What was meant to be a brief flirtation with Hebden Bridge turned into a life changer for professional writer Mark Illis and his wife Sally
They fell in love with the place, settled and now have a growing family. And Mark’s career has blossomed - 14 years working as an episode writer for Emmerdale, a screenplay for an award-winning film and now his first Young Adult novel has been published.
Here, in his own words, Mark describes the unusual but successful path his career has taken and how the move from Greater London to Calderdale was the best one he’s ever made...
I used to be a Londoner. I also used to write literary novels that got decent reviews but didn’t sell many copies.
I didn’t expect to ever live anywhere else, or to write anything else. I was pretty sure about both those things, and I was completely wrong.
I’ve been living in Yorkshire nearly half my life now, I was a writer on Emmerdale for about 14 years, I wrote a prize-winning screenplay for a zombie movie, (and had a cameo as a zombie in it!) and now I’ve written The Impossible, a Young Adult novel. So don’t ever ask me for career advice – basically, I know nothing.
The Impossible is set in a fictional town called Gilpin, which is actually Hebden Bridge where I live, and very strange things happen there.
It’s a bit like that Netflix show, Stranger Things, only stranger. But before I say any more about it, I should explain the zigzag path that led me to writing YA fiction.
In 1992, I moved up to Ted Hughes’s old house, Lumb Bank, just outside Heptonstall, with my wife Sally. The Arvon Foundation runs residential courses in creative writing there, and we had a three year contract to run the centre. Perfect, we thought.
We’ll leave London for a bit, then come back refreshed by all that country air, with a tin of parkin. After the job finished we thought hang on, we won’t go back just yet, we’ll stay in Hebden Bridge for a year.
And then we thought maybe another year. And here we are, in 2017 with a house here and two children and a proper, grown-up life.
Why didn’t we go back to London? We were living in Lewisham when we left. Hebden is regularly voted funkiest town in the universe. Lewisham, not so much.
So I wasn’t working at Lumb Bank any more, wasn’t going back to London, and wasn’t likely to make a living writing those novels that hardly anybody read. So what next?
Next, it turned out, was TV. I never thought I’d write for television. Wrong again. I wrote for The Bill, EastEnders and Peak Practice, and then Emmerdale came calling.

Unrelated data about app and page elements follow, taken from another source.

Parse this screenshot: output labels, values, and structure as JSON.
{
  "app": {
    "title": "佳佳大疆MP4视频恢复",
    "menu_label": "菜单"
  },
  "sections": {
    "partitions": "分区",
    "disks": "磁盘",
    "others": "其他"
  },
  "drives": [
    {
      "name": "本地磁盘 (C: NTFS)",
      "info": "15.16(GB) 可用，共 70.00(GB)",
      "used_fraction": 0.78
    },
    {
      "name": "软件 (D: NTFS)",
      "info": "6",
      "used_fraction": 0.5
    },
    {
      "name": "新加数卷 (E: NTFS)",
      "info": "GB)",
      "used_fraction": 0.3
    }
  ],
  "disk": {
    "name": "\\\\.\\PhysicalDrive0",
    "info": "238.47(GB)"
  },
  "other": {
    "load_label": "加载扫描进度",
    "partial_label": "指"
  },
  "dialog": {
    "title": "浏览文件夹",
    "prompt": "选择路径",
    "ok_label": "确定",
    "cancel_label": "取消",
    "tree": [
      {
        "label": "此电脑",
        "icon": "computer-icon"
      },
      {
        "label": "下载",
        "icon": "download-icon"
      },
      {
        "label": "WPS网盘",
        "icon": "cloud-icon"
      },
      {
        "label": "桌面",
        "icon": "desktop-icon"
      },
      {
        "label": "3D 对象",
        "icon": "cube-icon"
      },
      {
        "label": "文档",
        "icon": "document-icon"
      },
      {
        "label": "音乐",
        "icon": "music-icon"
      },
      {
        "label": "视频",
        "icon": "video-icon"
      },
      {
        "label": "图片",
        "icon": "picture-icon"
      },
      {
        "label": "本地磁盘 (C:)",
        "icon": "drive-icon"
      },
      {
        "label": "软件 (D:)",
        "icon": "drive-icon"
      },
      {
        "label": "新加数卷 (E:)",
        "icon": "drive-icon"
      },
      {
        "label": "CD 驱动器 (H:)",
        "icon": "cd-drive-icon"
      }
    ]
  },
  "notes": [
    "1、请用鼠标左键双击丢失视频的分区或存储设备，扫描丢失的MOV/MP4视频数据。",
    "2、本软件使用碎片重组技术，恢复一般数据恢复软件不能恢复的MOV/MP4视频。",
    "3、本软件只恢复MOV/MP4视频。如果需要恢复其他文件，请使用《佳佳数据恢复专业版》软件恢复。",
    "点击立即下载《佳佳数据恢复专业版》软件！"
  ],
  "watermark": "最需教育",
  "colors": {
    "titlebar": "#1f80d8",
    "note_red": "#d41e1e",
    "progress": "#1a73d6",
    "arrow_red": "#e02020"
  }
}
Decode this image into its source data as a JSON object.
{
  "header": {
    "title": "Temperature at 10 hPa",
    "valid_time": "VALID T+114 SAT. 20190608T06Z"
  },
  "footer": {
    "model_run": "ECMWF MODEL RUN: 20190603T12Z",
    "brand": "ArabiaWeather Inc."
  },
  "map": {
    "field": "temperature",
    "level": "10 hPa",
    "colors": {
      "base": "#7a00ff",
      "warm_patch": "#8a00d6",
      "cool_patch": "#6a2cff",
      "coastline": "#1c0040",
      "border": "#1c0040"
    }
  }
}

I thought I’d do a couple of years on the show. Yes, completely wrong, yet again. The thing is, I really enjoyed it. I liked the other writers on the team, I loved having millions of people watch what I wrote, and if I did think about returning to writing novels full-time, Emmerdale sort of sidled up to me and whispered in my ear – Stick with me and I’ll buy you a house. I stuck with Emmerdale.
And I did other stuff while I was there. I wrote two more novels I’m very proud of, Tender and The Last Word, I wrote three radio plays, I wrote that zombie screenplay, we had two children.
So why am I not still writing Emmerdale? It sounds perfect, doesn’t it? I thought it would probably just carry on like that for ages. Wrong again.
I got sacked. I’d just been to the BAFTA’s, because one of my episodes helped get the show nominated as Best Soap, so that was a nice way to finish, but a new producer came along and made a few changes, one of which was me, so it was time to think of something else to do.
Emmerdale was very good to me for many years, and I wish them well with the 45th anniversary.
I moved from writing soap opera to writing a Young Adult novel. How did that happen?
When my daughter was entering her teens, I started reading YA books for the first time, and I began to get excited. My inner teenager sat up and smiled.
I thought I could bring my experience of writing novels for adults and writing TV to the world of YA.
I sat down, and started writing The Impossible. In this book, fifteen year old Hector meets his fifty year old self. And they don’t get on. Young Hector is disappointed with his older self.
So the novel is partly about the hopes and dreams we have when we’re young, and how those don’t always turn out as we’d have liked. That’s not all though.
Hector realises that all the teens in his small town are having weird experiences and scary mutations. So Hector and his friends - Grace, Asha, and Josh - try to find out what on earth is going on in their town.
I wrote the book for, roughly, 12 – 15 year olds. I wanted to write a warm, lively, funny novel, with strong, engaging characters worrying about relationships and family, but I wanted to include aliens and mutants and some serious scares.
I like to think my 15 year old self would approve. There’s a sequel out next year and I’m intending to keep writing YA for quite a while. I hope I’ve got that right, at least.”